These programs work for any text file and do not require any embedded formatting commands. All of these programs will read from standard input if no files are specified on the command line, so they can work in pipelines. With the exception of enscript, these programs send the formatted text to standard output; to print on paper, pipe to lpr. The enscript program sends directly to the specified printer.
The fold and fmt programs are also very useful to justify "ragged" lines within a file using the filter (!) operator in the vi editor.
fold - break long lines into shorter pieces
fold splits long lines into several shorter ones. You can specify the maximum allowable line length with the -w option. By default, the maximum allowable output line length is 80 characters (the screen width).
By default, fold just splits the line when the maximum length is reached, even if that is in the middle of a word. On pangea (but not all Unix systems), there is a -s option to fold that tells it to try to split the line on a blank, preserving whole words. If there are no blanks on the line, it just splits at the maximum line length.
fold does not fill short lines. That is, it does not "borrow" words from the next line to fill in a short line. Using tr to first convert newline characters to blanks and then piping that output to fold should result in filling and folding to get all lines at the right length. Paragraph breaks would be lost, however.
fold can be used to give the equivalent of "screen wrap-around" when printing to paper, or to split up long lines into shorter ones for more convenient editing.
In tests on pangea, fold has correctly handled input lines of at least 16,000 characters in length.
fmt - fill lines
fmt is an older, simpler program than fold, designed to adjust line lengths to get lines as close as possible to 72 characters long without exceeding that limit (you can not specify a different width). It is not as versatile as fold at splitting long lines, although it does have the advantage that it will also fill short lines.
Lines that begin with the same number of blank spaces (or tabs) are formatted so that they retain those leading blanks after filling and splitting.
On some older Unix systems, fmt suffers from a bug that causes it to truncate input lines at some low number (such as 132 or 255 characters) before folding those lines, with the result that data is lost. On pangea, the input line length limit for fmt is at least 8000 characters, as determined by empirical testing.
pr - format a file for printing
The basic purpose is to add header and footer lines to input text before printing.
Can also be used to expand tabs, indent text, or print multiple columns on the page, either from a single file, or multiple files side by side. This means that you can create an output file with input files in multiple columns, for example:
pr -t -m firstfile secondfile | more
It does not fold or fill any lines - if lines are too long, the excess is simply lost when printing.
pr sends its output to the standard output - to actually print the formatted file, you must pipe the output to lpr.
enscript - format text for PostScript printers
enscript is similar to pr in that it adds headers and footers giving the file name, page number, etc.
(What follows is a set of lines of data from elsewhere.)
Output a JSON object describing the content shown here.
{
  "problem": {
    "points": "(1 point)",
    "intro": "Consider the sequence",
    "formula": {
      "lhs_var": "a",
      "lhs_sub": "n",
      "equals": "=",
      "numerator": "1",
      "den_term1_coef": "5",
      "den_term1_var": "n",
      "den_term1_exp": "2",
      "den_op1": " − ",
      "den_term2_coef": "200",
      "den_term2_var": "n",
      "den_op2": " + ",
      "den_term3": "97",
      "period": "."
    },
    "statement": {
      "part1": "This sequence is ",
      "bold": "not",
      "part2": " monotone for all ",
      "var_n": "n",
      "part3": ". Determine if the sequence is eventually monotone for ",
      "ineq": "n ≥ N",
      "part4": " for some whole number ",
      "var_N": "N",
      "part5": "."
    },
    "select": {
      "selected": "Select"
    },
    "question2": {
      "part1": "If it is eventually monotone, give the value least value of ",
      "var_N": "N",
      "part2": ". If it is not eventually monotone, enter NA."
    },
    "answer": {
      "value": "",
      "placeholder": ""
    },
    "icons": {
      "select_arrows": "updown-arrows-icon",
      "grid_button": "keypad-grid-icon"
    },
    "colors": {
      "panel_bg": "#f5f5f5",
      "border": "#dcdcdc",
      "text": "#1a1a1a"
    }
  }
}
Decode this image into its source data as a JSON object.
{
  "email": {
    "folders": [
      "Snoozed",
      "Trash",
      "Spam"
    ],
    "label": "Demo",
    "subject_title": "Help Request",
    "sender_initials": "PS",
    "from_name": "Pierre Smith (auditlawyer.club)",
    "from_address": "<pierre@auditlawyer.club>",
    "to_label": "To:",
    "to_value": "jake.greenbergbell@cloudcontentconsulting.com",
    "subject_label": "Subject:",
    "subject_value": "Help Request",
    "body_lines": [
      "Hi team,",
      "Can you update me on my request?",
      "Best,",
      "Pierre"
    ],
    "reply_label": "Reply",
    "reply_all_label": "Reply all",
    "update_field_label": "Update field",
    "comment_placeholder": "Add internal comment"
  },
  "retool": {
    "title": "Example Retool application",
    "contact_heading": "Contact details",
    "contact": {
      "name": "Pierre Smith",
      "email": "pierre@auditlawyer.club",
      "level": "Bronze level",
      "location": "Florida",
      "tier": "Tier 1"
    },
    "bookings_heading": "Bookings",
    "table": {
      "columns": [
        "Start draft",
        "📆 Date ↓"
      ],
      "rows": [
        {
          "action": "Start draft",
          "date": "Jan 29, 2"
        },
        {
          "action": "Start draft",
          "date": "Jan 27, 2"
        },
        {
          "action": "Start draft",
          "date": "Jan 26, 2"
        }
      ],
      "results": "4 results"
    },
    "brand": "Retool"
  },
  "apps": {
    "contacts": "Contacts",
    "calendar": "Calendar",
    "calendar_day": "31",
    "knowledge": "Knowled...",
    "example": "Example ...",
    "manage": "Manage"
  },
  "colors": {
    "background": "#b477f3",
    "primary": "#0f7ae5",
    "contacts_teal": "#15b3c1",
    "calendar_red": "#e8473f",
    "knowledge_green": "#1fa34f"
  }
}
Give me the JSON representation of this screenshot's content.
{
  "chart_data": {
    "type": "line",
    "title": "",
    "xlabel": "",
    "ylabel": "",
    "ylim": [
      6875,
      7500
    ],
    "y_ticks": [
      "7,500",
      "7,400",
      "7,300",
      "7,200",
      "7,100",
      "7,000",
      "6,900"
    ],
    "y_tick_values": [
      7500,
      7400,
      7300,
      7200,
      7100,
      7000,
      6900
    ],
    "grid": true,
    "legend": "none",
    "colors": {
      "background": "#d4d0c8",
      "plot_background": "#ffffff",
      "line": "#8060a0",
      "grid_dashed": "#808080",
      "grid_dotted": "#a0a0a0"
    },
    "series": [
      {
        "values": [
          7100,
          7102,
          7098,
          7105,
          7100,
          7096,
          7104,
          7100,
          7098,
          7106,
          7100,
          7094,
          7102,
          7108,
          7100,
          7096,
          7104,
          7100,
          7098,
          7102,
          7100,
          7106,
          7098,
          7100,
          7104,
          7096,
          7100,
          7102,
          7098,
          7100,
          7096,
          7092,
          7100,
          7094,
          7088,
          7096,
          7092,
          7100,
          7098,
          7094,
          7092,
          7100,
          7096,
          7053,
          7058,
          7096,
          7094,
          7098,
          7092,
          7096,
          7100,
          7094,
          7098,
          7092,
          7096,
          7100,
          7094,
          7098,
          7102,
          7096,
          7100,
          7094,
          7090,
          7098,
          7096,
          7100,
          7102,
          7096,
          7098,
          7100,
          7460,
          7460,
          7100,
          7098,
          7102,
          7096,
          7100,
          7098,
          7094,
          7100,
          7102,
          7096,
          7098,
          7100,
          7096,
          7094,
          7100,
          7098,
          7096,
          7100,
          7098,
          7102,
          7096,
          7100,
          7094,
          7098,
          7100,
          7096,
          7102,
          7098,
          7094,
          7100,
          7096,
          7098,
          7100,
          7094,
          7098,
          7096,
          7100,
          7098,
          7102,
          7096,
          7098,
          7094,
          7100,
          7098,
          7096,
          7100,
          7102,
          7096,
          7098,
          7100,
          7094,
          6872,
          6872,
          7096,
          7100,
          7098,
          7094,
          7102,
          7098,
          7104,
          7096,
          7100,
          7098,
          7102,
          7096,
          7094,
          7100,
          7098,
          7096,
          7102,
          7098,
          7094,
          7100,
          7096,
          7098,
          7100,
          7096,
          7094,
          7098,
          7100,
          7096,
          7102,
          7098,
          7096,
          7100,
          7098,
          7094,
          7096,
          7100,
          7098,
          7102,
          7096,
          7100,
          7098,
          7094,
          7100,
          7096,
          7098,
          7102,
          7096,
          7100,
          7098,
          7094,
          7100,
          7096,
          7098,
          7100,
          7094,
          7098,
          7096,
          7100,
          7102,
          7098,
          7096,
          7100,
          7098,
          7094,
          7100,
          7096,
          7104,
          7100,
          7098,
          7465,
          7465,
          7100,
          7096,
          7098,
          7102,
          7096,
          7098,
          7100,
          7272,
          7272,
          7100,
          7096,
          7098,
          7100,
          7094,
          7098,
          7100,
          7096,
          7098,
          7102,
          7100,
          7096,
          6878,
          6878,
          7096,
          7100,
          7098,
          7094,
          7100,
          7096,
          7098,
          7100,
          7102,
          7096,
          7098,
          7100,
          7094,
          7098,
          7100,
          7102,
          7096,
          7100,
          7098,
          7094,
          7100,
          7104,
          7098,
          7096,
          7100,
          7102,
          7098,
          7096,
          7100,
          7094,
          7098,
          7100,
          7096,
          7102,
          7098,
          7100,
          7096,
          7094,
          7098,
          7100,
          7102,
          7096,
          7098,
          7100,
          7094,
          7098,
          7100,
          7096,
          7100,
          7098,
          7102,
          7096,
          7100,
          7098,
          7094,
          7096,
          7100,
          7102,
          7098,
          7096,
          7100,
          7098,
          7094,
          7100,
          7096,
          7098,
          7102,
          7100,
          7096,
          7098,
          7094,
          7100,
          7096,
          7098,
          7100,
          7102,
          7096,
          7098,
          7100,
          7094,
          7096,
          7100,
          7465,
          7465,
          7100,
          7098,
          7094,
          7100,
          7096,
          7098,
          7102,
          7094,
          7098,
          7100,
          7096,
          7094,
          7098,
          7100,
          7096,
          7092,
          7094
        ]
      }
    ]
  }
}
It is specifically designed to format and convert the text to PostScript to then be sent to a PostScript printer (basically, all laser printers in the School).
Unlike pr, enscript will automatically fold lines that are too long to fit within the width of the page, and continue them onto multiple output lines.
It has additional options to specify the font to be used and to allow reduced printing of two normal pages on one.
Examples of use:
fmt infile | pr | lpr -Pa65-laserjet
fold infile | pr | lpr -Pa65-laserjet
enscript -Pa65-laserjet infile